Whatever appears in the data below, copy it exactly.

=== Section Start ===

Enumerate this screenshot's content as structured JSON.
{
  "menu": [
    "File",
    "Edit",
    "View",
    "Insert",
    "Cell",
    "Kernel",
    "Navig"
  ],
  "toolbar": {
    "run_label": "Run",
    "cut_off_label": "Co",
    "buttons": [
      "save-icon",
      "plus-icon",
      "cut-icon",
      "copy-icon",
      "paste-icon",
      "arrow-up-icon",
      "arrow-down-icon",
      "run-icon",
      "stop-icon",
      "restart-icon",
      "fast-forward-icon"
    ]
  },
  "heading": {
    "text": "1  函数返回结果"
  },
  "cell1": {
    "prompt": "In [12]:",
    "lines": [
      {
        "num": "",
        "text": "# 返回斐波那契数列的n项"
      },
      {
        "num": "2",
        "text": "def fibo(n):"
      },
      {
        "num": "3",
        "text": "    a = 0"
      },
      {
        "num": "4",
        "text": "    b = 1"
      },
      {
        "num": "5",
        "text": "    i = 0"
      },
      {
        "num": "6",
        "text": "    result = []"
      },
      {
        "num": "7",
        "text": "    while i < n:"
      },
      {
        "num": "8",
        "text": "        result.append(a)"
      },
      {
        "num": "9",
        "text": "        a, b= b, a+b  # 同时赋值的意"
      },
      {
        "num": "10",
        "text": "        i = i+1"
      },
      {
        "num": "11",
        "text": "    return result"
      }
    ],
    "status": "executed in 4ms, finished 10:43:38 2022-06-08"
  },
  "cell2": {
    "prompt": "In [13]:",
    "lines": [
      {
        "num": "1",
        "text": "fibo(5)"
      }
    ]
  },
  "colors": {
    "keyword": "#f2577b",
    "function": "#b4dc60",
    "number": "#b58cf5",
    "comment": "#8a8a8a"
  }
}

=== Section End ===

• [PROBLEM SOLUTION]
Enumerate this screenshot's content as structured JSON.
{
  "menu": [
    "File",
    "Edit",
    "View",
    "Insert",
    "Cell",
    "Kernel",
    "Navig"
  ],
  "toolbar": {
    "run_label": "Run",
    "cut_off_label": "Co",
    "buttons": [
      "save-icon",
      "plus-icon",
      "cut-icon",
      "copy-icon",
      "paste-icon",
      "arrow-up-icon",
      "arrow-down-icon",
      "run-icon",
      "stop-icon",
      "restart-icon",
      "fast-forward-icon"
    ]
  },
  "heading": {
    "text": "1  函数返回结果"
  },
  "cell1": {
    "prompt": "In [12]:",
    "lines": [
      {
        "num": "",
        "text": "# 返回斐波那契数列的n项"
      },
      {
        "num": "2",
        "text": "def fibo(n):"
      },
      {
        "num": "3",
        "text": "    a = 0"
      },
      {
        "num": "4",
        "text": "    b = 1"
      },
      {
        "num": "5",
        "text": "    i = 0"
      },
      {
        "num": "6",
        "text": "    result = []"
      },
      {
        "num": "7",
        "text": "    while i < n:"
      },
      {
        "num": "8",
        "text": "        result.append(a)"
      },
      {
        "num": "9",
        "text": "        a, b= b, a+b  # 同时赋值的意"
      },
      {
        "num": "10",
        "text": "        i = i+1"
      },
      {
        "num": "11",
        "text": "    return result"
      }
    ],
    "status": "executed in 4ms, finished 10:43:38 2022-06-08"
  },
  "cell2": {
    "prompt": "In [13]:",
    "lines": [
      {
        "num": "1",
        "text": "fibo(5)"
      }
    ]
  },
  "colors": {
    "keyword": "#f2577b",
    "function": "#b4dc60",
    "number": "#b58cf5",
    "comment": "#8a8a8a"
  }
}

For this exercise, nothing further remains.